Anonymous said...

Among other founders of the Club were Max Patrick and Frank Hirschfield ( Frank was a speaker in Hyde Park and a wrestler among other things) and Rita Milton, who also spoke for anarchism in Hyde Park. She died recently on 17th December 2011 and her obituary is in the latest issue of Freedom. Her obit by Donald rouum mentions that "it was there that she met Hew Warburg," which led on to her eventual and amicable break-up with her then current partner Ohilip Sansom. The old enamel coffee pot passed on via another anarchist Alan Albon to the Australian anarchist Ted Kavanagh ( who had run Wooden Shoe Bookshop in London and was then in Brighton). It was there I saw it regularly, being used by Ted to water his houseplants.
The Club was originally in Holborn, and then it moved to Percy Street, by Tottenham Court Road
Nick Heath

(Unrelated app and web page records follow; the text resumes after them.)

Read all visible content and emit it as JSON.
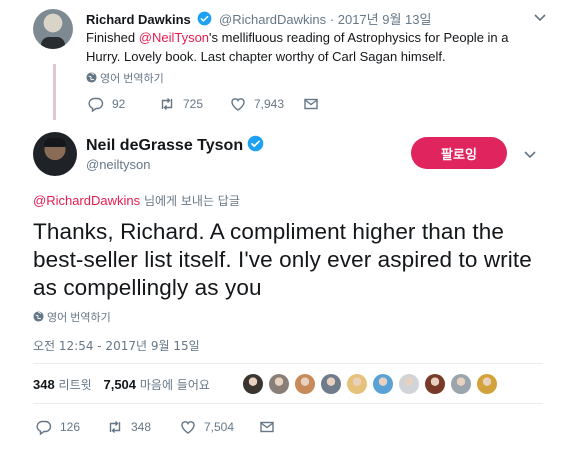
{
  "parent_tweet": {
    "author_name": "Richard Dawkins",
    "author_handle": "@RichardDawkins",
    "separator": "·",
    "date": "2017년 9월 13일",
    "text_before": "Finished ",
    "mention": "@NeilTyson",
    "text_after": "'s mellifluous reading of Astrophysics for People in a Hurry. Lovely book. Last chapter worthy of Carl Sagan himself.",
    "translate_label": "영어 번역하기",
    "replies": "92",
    "retweets": "725",
    "likes": "7,943"
  },
  "main_tweet": {
    "author_name": "Neil deGrasse Tyson",
    "author_handle": "@neiltyson",
    "follow_label": "팔로잉",
    "reply_to_mention": "@RichardDawkins",
    "reply_to_suffix": " 님에게 보내는 답글",
    "text": "Thanks, Richard. A compliment higher than the best-seller list itself. I've only ever aspired to write as compellingly as you",
    "translate_label": "영어 번역하기",
    "timestamp": "오전 12:54 - 2017년 9월 15일",
    "retweet_count": "348",
    "retweet_label": "리트윗",
    "like_count": "7,504",
    "like_label": "마음에 들어요",
    "liker_colors": [
      "#3b3530",
      "#8a7f78",
      "#c98a5a",
      "#6e7c8c",
      "#e6c17a",
      "#5aa2d6",
      "#d0d4d8",
      "#7a3a2a",
      "#9aa5ad",
      "#d4a23a"
    ],
    "action_replies": "126",
    "action_retweets": "348",
    "action_likes": "7,504"
  },
  "colors": {
    "accent": "#e81c4f",
    "follow_button": "#e0245e",
    "verified": "#1da1f2",
    "muted_text": "#657786",
    "thread_line": "#e1c6d6"
  },
  "icons": [
    "reply-icon",
    "retweet-icon",
    "like-icon",
    "message-icon",
    "globe-icon",
    "verified-badge-icon",
    "chevron-down-icon"
  ]
}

Nick Heath said...

Other founders of the Club were Max Patrick, Frank Hirshfield and Rita Milton. Both Frank and Rita spoke regularly for anarchism at Hyde Park. Rita who died recently on December 17th 2011 met her future partner, the Hew warburg at the club . There was a civilised and amicable split from her current partner Philip Sansom as a result. The Malatesta Club enamel coffee pot ended up being passed on by Alan Albon, another anarchist and Club member, to the Australian anarchist Ted Kavanagh, who had run the Wooden Shoe bookshop in London. I regularly saw it on visits to Ted's flat in Brighton, where he used it to water his house plants!
Nick Heath

Nick Heath said...

Re the enigma of the location of the Malatesta Club it was first located in Holborn and THEN moved to Percy Street
Nick Heath

History is Made at Night said...

Thanks Nick, I suspect the actual address will be in some old issue of Freedom somewhere, need to know so we can put a red and black plaque!

Nick Heath said...

The first Malatesta Club was at 155 High Holborn, moving to 32 Percy Street where it re-opened

prof alan truelove said...

I was a frequent visitor to Malatesta in Percy St, w. my friend Alf Stein (Toronto IT type, died recently) 1956-Apr 58 (when I left for Canada). Rita Milton came up and gave a talk at Cambridge (prob the 'Heretics' club) where she referred to the students as 'furtive fornicators'.
One regular was a crippled guy in a wheelchair; I gave a party at my Muswell Hill digs attended by somemof the regulars...

. said...

Thanks Nick and Alan, some interesting detail.

Imposs1904 said...

Sam Cash?

That'll be this Sam Cash. (Scroll down to the first pic in the piece.)

Anonymous said...

Rita Milton is on Wikipedia; Maybe there are some photos that could be posted....couldn't find the Obit in FREEDOM Feb 2012 archive, but found the 2 newspaper obits (Independent, etc). That is v sad about the end of her life. She made a big impression on Camb. undergraduates in 1956, needless to say.

Nick heath said...

A history of the Malatesta Club complete with photos will soon be appearing on

Nick Heath said...

My article on the Malatesta Club should be up on libcom tomorrow (6/01/14) with photos of the Club and its members

Unknown said...

I Googled my grandfather's name, Philip Sansom and came across this picture and blog. My grandmother and mother were both from England. My grandmother told me about a meeting she had with Philip in a park one night, handing off a newspaper (?) to her before he was arrested.
I will read this to her and see if she has any more input.

. said...

Hi Julie, there's an obituary for Philip Sansom here: